But on 11th December -- only three days before the investigation was dropped – Goldsmith told Blair that halting the investigation on the grounds of Saudi claims to withdraw cooperation "would send a bad message about the credibility of the law in this area, and look like giving in to threats".

Just two months previously, in October 2006, Goldsmith firmly rejected representations made by government departments that the investigation should be dropped because of Saudi representations that they would withdraw intelligence and diplomatic cooperation.

Goldsmith's "firm view" was that "it would not be right to discontinue [the investigation] on the basis that the consequences threatened by the Saudi representatives may result".

The decision made by the Director of the SFO, Robert Wardle, on 14 December 2006 to drop the investigation appears to have been prompted by Blair's personal minute and by meetings in November and December 2006 with the UK Ambassador to Saudi Arabia.

Wardle's witness statement, also released on 21 December 2007, indicates that he repeatedly rejected requests to terminate the SFO investigation. He insisted throughout the investigation that, on balance, "the public interest in investigating possible corruption by a major arms company" was best served by continuing the investigation.

He states that arguments to abandon the investigation were first put forward by the Cabinet Office (the government department supporting the Prime Minister) and the Ministry of Defence -- following representation by BAE Systems in November 2005. BAE's assessment, according to Wardle, of "the risks to the national interest" included commercial risk, the position of Saudi Arabia in the Middle East, and the UK's counter terrorism strategy.

In December 2005, Wardle "considered . . . carefully" representations on security made by the Cabinet Office, which had the support of the Prime Minister, the Foreign Secretary and the Defence Secretary. But he concluded that, although "the possibility that cooperation with the UK might be endangered" was "the most powerful of the representations made on the public interest", he was nonetheless "not convinced that the danger referred to was imminent".

In January 2006, Wardle told the Attorney-General that "the balance of the public interest was in favour of continuing the investigation", and the Attorney-General "concluded that . . . the public interest required the investigation to continue".

But several months later in September 2006 -- when the SFO was seeking Swiss bank account details about irregular payments to Saudi officials -- the Cabinet Office again raised the possibility that Saudi Arabia's cooperation with the UK on counter-terrorism would be prejudiced if the investigation continued -- and again the Serious Fraud Office and Attorney-General rejected the suggestion.

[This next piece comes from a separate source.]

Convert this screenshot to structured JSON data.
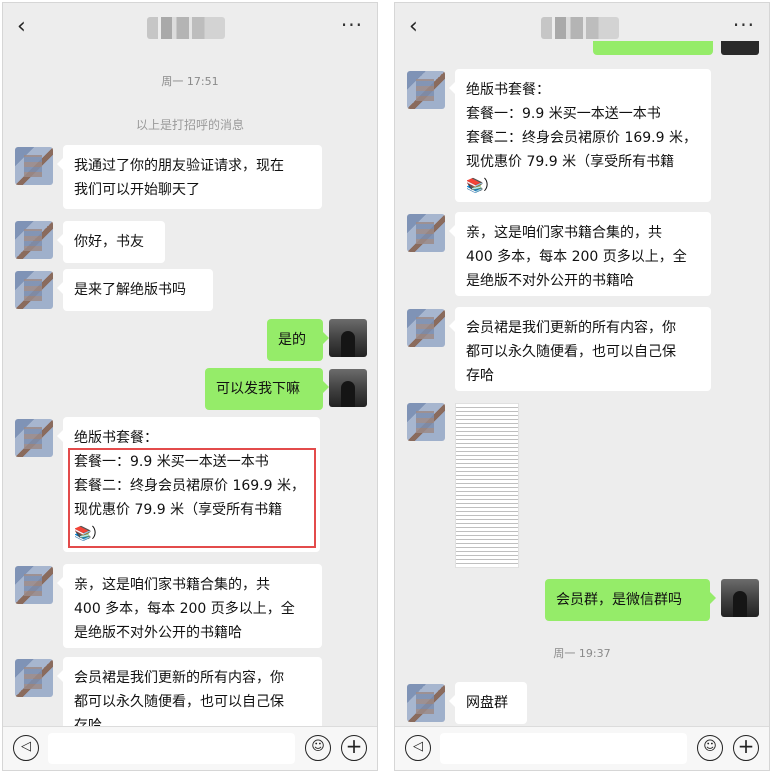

The SFO Director's announcement on 14 December 2006 that he was dropping the investigation appears, therefore, to have been prompted by Tony Blair's 8 December 2006 'personal minute' to the Attorney General and by meetings with the UK Ambassador to Saudi Arabia in November and December.

The government has not released, however, any documents about the Ambassador's representations to Wardle nor about the Saudi representations to the UK government. The released documents -- which are heavily censored -- do not contain any assessment of whether the Saudi threat to withdraw intelligence and diplomatic co-operation was real, credible or even imminent.

The documents were released during a 'Directions Hearing' to prepare for the judicial review at which Lord Justice Moses gave 'directions' to all parties (CAAT, The Corner House and The Director of the Serious Fraud Office) as to how their evidence, grounds and defence should be presented.

The released documents are:

a witness statement from the Director of the Serious Fraud Office, Robert Wardle, and;

nine typed-up letters with many words and sentences omitted (redacted) between the Prime Minister and/or Cabinet Office (the government department supporting the Prime Minister) and the Attorney General (which superintends the Director of the Serious Fraud Office) dating from December 2005 to December 2006.